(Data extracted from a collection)
★ ★ ★ ★ ★
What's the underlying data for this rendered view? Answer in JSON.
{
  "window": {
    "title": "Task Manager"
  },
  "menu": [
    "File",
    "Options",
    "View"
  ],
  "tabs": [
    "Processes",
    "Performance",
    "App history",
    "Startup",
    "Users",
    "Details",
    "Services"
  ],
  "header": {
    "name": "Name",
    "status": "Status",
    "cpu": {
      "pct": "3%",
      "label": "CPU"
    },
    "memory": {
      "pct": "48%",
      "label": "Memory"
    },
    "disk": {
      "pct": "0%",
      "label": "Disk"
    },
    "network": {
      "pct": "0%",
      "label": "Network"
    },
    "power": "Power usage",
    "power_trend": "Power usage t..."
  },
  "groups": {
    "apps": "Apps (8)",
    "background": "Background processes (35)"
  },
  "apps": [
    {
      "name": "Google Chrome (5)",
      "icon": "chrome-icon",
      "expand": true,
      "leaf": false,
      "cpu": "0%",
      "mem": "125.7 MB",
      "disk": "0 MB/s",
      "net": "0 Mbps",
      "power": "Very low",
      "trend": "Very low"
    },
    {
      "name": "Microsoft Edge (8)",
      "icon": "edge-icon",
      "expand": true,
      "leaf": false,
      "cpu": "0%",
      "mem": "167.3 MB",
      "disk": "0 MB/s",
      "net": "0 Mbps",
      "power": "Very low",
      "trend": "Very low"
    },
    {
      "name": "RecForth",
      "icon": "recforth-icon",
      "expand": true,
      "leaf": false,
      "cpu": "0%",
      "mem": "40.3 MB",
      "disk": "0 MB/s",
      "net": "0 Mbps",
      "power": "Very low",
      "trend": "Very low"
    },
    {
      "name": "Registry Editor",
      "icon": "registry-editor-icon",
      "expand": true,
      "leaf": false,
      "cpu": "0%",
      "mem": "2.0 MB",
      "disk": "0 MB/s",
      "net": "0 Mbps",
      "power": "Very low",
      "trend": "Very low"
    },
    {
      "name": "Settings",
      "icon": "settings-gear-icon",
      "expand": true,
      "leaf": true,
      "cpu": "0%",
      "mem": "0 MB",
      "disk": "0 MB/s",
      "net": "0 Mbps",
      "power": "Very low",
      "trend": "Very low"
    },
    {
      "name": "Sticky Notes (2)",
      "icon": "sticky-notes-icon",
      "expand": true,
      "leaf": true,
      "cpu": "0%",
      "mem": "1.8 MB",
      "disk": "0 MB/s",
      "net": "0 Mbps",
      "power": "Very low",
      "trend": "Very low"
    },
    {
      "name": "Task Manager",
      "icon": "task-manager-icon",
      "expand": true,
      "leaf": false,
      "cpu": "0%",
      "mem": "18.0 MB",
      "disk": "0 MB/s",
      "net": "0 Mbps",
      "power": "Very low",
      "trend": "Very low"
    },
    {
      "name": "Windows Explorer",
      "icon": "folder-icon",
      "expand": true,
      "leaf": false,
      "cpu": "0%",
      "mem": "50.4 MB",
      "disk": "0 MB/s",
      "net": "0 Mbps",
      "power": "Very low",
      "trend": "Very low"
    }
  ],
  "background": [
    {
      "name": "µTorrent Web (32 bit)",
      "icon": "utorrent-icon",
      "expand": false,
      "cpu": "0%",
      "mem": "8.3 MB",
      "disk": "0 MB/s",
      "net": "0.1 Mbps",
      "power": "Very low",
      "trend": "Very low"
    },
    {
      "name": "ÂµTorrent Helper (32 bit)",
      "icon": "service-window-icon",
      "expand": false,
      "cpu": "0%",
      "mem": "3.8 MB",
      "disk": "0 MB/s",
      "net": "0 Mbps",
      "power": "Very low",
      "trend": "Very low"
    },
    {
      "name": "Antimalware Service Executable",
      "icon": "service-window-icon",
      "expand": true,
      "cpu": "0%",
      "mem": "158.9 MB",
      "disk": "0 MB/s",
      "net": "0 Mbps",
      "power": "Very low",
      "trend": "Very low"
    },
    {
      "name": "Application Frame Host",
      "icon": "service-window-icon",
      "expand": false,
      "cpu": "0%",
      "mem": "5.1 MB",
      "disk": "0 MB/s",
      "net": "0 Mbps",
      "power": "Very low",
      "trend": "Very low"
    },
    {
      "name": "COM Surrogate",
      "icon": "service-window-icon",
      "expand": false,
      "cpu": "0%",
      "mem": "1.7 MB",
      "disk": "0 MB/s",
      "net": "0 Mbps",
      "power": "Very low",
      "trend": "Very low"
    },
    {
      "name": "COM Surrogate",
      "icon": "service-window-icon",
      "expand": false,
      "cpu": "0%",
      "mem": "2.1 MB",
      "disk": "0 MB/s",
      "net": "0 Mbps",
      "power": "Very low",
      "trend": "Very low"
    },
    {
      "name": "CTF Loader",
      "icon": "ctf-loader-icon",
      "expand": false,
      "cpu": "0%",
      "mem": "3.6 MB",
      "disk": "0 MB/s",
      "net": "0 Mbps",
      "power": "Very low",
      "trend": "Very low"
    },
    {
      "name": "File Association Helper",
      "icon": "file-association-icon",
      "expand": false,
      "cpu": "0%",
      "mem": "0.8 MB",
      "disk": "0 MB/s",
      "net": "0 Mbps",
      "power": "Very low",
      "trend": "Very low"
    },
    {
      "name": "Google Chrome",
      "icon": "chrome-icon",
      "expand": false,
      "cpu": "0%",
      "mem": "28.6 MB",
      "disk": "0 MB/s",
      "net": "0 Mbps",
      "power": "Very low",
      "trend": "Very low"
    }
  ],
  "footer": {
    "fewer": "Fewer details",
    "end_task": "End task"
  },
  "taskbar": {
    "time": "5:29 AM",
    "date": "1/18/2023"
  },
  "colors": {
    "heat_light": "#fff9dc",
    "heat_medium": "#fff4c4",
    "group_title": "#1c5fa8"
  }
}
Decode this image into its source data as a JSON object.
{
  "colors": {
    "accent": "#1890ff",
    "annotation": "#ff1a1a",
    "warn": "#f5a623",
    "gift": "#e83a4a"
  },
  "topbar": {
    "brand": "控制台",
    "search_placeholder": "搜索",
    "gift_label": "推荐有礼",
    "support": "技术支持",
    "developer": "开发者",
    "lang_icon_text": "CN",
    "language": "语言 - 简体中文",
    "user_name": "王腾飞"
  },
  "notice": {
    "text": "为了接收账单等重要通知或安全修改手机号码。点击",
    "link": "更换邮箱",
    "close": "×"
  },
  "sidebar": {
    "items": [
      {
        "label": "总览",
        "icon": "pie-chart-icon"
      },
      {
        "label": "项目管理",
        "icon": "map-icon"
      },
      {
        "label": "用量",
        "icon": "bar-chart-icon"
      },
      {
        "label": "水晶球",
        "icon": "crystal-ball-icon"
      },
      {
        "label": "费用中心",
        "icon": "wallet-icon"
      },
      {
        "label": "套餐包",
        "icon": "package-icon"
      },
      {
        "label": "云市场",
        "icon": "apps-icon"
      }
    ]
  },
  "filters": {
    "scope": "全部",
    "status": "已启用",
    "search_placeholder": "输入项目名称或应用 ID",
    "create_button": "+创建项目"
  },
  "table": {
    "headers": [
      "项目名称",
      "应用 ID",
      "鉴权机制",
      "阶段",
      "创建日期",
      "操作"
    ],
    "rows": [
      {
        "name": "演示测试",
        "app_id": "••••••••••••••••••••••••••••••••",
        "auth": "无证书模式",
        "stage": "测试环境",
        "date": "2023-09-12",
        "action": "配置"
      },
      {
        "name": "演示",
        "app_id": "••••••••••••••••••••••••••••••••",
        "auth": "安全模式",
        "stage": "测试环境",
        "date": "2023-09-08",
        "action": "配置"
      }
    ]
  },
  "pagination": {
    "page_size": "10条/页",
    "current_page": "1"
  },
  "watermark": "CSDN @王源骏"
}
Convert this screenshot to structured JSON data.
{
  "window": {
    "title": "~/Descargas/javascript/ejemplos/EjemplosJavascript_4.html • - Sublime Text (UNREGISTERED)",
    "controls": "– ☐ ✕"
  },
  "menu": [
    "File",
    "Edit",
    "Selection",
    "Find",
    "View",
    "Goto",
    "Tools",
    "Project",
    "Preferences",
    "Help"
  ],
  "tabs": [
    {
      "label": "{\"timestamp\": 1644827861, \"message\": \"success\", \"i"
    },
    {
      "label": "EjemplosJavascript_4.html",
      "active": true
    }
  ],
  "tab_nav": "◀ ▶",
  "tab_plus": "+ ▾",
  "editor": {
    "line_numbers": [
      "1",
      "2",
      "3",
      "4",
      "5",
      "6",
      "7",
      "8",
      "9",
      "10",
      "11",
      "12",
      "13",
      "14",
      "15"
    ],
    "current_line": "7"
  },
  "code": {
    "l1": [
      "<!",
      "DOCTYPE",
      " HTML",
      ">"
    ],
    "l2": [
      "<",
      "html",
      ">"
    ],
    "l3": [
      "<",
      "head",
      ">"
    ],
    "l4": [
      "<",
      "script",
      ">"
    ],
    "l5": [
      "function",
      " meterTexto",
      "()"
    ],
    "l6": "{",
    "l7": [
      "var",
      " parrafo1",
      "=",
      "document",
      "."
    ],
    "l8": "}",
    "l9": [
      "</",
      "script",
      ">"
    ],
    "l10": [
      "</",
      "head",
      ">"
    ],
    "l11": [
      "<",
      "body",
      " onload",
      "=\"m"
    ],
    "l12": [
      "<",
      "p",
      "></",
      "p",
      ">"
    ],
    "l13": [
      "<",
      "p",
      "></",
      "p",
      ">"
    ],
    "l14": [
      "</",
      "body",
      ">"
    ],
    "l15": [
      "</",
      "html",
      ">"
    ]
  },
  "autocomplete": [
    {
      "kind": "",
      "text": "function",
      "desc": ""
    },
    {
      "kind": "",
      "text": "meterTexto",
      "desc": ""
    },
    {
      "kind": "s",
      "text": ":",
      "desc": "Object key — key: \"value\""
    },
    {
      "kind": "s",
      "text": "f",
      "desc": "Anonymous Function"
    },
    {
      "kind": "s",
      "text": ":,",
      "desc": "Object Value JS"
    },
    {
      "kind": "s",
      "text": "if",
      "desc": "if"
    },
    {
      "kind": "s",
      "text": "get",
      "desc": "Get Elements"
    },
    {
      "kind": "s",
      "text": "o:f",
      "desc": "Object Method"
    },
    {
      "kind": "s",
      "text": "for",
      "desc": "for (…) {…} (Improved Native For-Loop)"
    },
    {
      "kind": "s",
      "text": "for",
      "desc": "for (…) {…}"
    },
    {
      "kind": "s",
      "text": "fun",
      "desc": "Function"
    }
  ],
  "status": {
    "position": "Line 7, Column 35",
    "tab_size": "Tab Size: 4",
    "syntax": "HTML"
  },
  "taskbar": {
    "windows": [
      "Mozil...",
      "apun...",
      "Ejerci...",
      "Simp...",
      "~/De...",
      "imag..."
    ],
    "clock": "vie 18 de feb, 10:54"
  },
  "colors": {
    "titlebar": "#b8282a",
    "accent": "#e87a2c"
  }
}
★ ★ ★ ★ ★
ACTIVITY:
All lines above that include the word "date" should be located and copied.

EXPECTED ANSWER:
    "date": "1/18/2023"
        "date": "2023-09-12",
        "date": "2023-09-08",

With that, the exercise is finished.